  • Reggie Jackson, Boston College: If you factor anyone from Duke out of the equation, Jackson is probably the player of the year in the ACC. He's the focal point of the Eagle's potent offensive attack and averages 19.1 ppg, 4.9 apg, and 4.6 rpg while shooting 45.8% from three. Unfortunately, he plays too large a role in BC's horrific defense.

  • Sam Muldrow, South Carolina: Muldrow is a terrific shot blocker (3.4 bpg) who has seen his role on the offensive end of the floor grow of late. He averages just 10.8 rpg and 7.3 rpg, but ask Fetsus Ezili of Vanderbilt (who saw Muldrow go for 16 points, 14 rebounds, and 10 blocks) or Terrence Jones of Kentucky (who got 23 points and 13 boards from Muldrow) if he can play.

  • Gerald Robinson, Georgia: While Trey Thompkins and Travis Leslie have received their fair share of praise for Georgia's resurgence, the biggest difference between this year's team and last year's team has been Robinson, who transferred in from Tennessee State. A dynamic back court playmaker, the 6'1" Robinson averages 14.1 ppg and a team-high 4.2 apg.

  • Jordan Taylor, Wisconsin: Like Hansbrough, Taylor plays in a league with a ton of back court talent -- Demetri McCamey, Kalin Lucas, Talor Battle, Darius Morris, and Juice Thompson should be names you have heard of. That said, there is an argument to be made that Taylor is the best of the bunch. He's a very good scorer with a great understanding of when his team needs him to put up points and when they need him to facilitate. In other words, he has a knack for making clutch shots down the stretch. His numbers -- 17.4 ppg, 4.5 rpg, 4.6 apg, 40.2% 3PT -- are impressive. More impressive. He has 21 turnovers in 19 games playing 35.3 mpg as a primary ball handler.


Anonymous said...

What about Tu Holiday from Xavier? How is he not getting more national attention. One of the most efficient scorers in the country (33 points on 15 shots against Richmond) and one of the best rebounding point guards.

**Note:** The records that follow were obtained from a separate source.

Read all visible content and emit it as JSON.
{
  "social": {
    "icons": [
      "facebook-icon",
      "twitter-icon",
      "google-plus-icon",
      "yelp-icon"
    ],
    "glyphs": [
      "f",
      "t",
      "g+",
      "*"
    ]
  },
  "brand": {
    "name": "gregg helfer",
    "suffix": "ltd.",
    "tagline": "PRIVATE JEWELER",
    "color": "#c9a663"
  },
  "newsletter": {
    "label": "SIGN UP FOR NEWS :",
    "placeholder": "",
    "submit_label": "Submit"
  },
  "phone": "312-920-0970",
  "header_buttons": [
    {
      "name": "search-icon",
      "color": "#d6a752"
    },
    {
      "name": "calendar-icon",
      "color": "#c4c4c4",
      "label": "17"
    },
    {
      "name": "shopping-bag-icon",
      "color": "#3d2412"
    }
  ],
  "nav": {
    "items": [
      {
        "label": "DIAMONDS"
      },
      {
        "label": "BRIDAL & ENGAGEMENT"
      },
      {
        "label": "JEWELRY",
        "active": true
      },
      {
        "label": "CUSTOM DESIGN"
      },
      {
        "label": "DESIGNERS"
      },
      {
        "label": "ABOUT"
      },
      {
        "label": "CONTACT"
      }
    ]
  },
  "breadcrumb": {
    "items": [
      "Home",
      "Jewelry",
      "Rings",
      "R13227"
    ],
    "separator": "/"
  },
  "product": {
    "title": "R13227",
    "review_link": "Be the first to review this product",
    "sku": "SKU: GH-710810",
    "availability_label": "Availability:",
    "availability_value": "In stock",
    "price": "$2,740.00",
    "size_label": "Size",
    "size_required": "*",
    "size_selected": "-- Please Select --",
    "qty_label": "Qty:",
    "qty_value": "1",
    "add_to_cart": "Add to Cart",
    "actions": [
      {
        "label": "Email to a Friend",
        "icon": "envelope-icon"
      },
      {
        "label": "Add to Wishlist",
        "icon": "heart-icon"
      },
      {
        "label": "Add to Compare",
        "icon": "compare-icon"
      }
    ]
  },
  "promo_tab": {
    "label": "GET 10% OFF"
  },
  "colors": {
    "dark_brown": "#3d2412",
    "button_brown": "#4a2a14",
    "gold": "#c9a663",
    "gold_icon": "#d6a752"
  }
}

Anonymous said...

I believe you are correct and I am huge Justin Harper fan (my cousin). I believe they both will be drafted !!!